Let’s Play Shogi!
Traditional Japanese Games
June 30, 2018
What is shogi?
Shogi (将棋) is a Japanese variant of the chess family of games. Commonly it’s referred to in the West as “Japanese chess”. The direct ancestor of shogi is believed to be the Chinese xiang qi that was brought to Japan by ancient Japanese official diplomatic delegations in the 8th century, and the game became localized since then. Old shogi pieces excavated at a detached palace dating from the middle ages shows that the rules became quite similar to the current style by the 14th century. The rules codified in 1636 are the same as those we play nowadays.
The game involves two players using 20 pieces each to checkmate (ie: trap) the opponent’s king piece on a 9 x 9 squares board. What makes shogi unique amongst its brother chess games is the “drop” or “parachute” rule. This move allows a player to deploy and control pieces that were captured from an opponent in previous turns. The promotion rule in shogi is also more strategic than in regular chess.
About this workshop
Led by Christopher Adams and Shuma Matsumoto, members of the Sydney Shogi Club, this workshop is for children aged 6 and above, as well as adults who have little or no experience in playing shogi. While knowledge of Western chess rules is an advantage, it is not necessary.
In the first hour, you will learn shogi rules and do some tsume-shogi (詰将棋) which are exercises in finding the shortest moves to a checkmate. Playing an actual game with another participant will happen in the second hour.

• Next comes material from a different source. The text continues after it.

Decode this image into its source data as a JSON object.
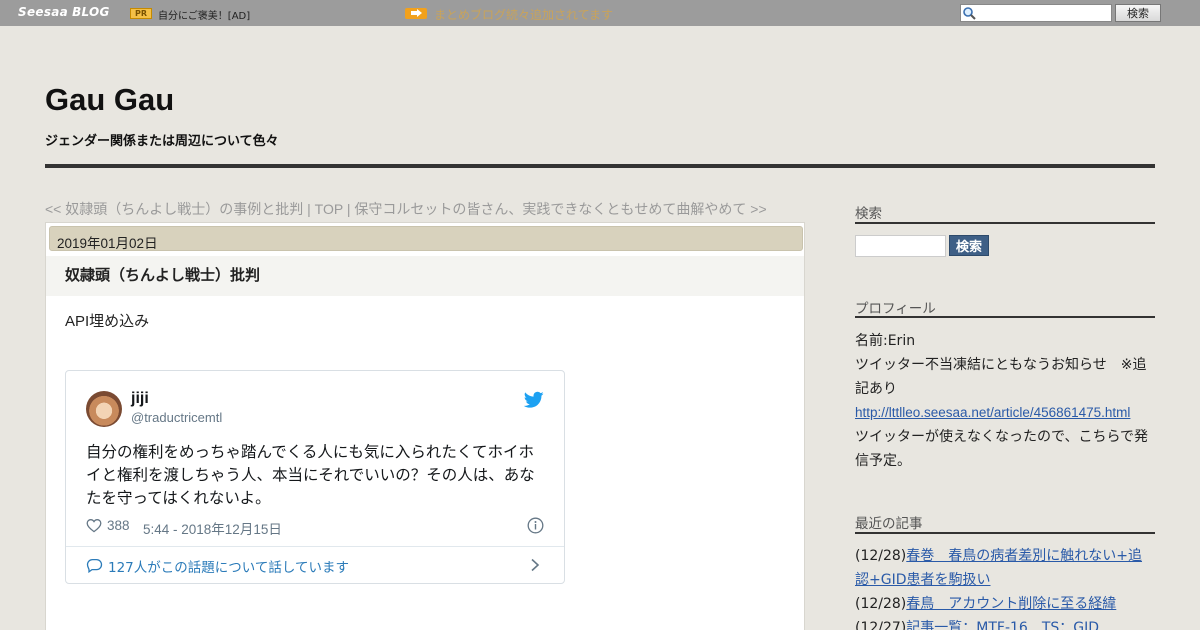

Instructions will be given in English, however, Japanese-language assistance will be also available throughout the sessions.
About Christopher Adams
Christopher Adams is a regular member of the Sydney Shogi Club. Born in Australia Chris learned chess at a young age and experimented with different variants during high school including Thai chess, checkers & igo. Chris learned about shogi later in life at the age of 25 and was enamored with the “Drop Rule”, castles & overall complexity of the game. Soon after, he joined the Sydney Shogi Club with a very basic understanding of the game and an imported beginners set. Almost a year later Chris attained 4-kyu (a player skill grading) and all members were quite invigorated by his improvement. Currently he enjoys playing and teaching to kids in the club in order to expand shogi Australia wide. His favourite shogi piece is 玉 (the king).
About Shuma Matsumoto
Shuma Matsumoto is the organizer of the Sydney Shogi Club. Born and raised in Japan Shuma moved to Australia at the age of 19. Shuma played shogi often as a child with his friends and uncle to great success but struggled to win against his father, that was until highschool where after many years of attempts Shuma was able to win a game against his father. After moving to Australia Shuma soon discovered that here shogi was an extremely niche activity and found very few opportunities to play. For nearly 10 years during which Shuma graduated Uni & began working in the IT industry he slowly began playing shogi again. He started by posting ads online searching for people interested in playing/learning shogi and thus began the Sydney Shogi Club. Now the Sydney Shogi Club has more than 30 members playing in person and via apps. This year the Sydney Shogi Club achieved two milestones in receiving an offer to teach shogi to Japanese Children and in joining the World Shogi League. His favourite shogi piece is 飛車 (the rook).
June 30, 2018 (Saturday)
Morning Session: 10am-12pm
Afternoon Session: 2pm-4pm
Both sessions cover the same content.
The Japan Foundation, Sydney
Level 4, Central Park
Chippendale NSW 2008
Free. Limited capacity; RSVPs essential.
Children aged 12 or younger must be accompanied at all times by an adult guardian.
(02) 8239 0055